None of this is new. Faith in popular wisdom and distrust and suspicion of experts goes back to the Industrial Revolution, maybe earlier. See: Luddites. The common man disdained science, specialized expertise, and lauded the wisdom of ordinary people and popular sages. And with that growing distrust of our leaders came promises of simple, quick solutions to new complex issues from charlatans. That has been the alt-logic of populist truth across the western world for at least the past three hundred years. Our latest sage-of-the-simple is Donald Trump. Reducing issues to black and white and then choosing one is much simpler than seeing five hundred shades of grey and picking the best dozen.
In case I have lost you in this meandering essay, I am saying that Democracy leans to simple, common sense consensus. NOT truth. It does NOT read or analyze facts or seek truth. That is too much work for Joe and friends. Too complicated for folks like me, the great unwashed. Donald Trump is the perfect manifestation of that simple-mindedness. He does not read either. Nor listen.
To me, even understanding and maybe doing something won’t be enough. Why? Because we still rely on Capitalism and it, too, is inherently flawed. It grows til it is out of control. It kills everything in it’s path in the name of profit. It has created the current moral failure of our economic system: It threatens the planet.
Remember: the story of modern democracy is also the conjoined twins story with modern capitalism. The more we are divided by gross and growing inequality, the harder it becomes to find the common moral ground on which our politics and economy depends.
Democratic politics is still, of course, the politics of nation states. And yet, all the biggest challenges of our time are transnational: war, mass migration, growing inequality, the onset of ecological obliteration. The politics of the nation state are almost irrelevant to tackling such global challenges. Can you imagine the significance of Canadian or BC politics in such a looming and dire situation? Or even OUR national economy?
“So, Dave, what are you saying?”
Glibly put: We founded our modern society on fundamentally wrong principles. Fukuyama was wrong!

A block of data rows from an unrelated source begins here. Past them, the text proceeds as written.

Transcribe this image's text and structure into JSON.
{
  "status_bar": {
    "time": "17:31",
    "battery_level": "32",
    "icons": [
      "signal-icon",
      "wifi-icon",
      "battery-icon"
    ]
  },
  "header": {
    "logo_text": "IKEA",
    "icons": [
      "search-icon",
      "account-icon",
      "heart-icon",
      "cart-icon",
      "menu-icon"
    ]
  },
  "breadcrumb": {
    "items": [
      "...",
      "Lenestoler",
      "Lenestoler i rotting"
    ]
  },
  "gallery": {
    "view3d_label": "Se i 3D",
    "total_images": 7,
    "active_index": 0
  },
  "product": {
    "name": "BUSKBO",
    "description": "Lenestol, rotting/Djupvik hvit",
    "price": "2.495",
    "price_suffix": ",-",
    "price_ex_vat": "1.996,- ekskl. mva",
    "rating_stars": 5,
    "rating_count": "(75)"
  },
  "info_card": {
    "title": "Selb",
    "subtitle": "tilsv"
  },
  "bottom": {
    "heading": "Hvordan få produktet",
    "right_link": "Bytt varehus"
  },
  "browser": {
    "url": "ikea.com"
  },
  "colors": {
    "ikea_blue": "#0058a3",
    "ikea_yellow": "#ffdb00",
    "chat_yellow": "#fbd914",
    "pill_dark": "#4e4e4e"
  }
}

So, if you are not prepared to get vastly more popular and celebrated than Kim Kardashian or Donald Trump and step up and out in front and lead the world to a better place with something radically different, then you might want to get out. I might even suggest that you GET OUT NOW!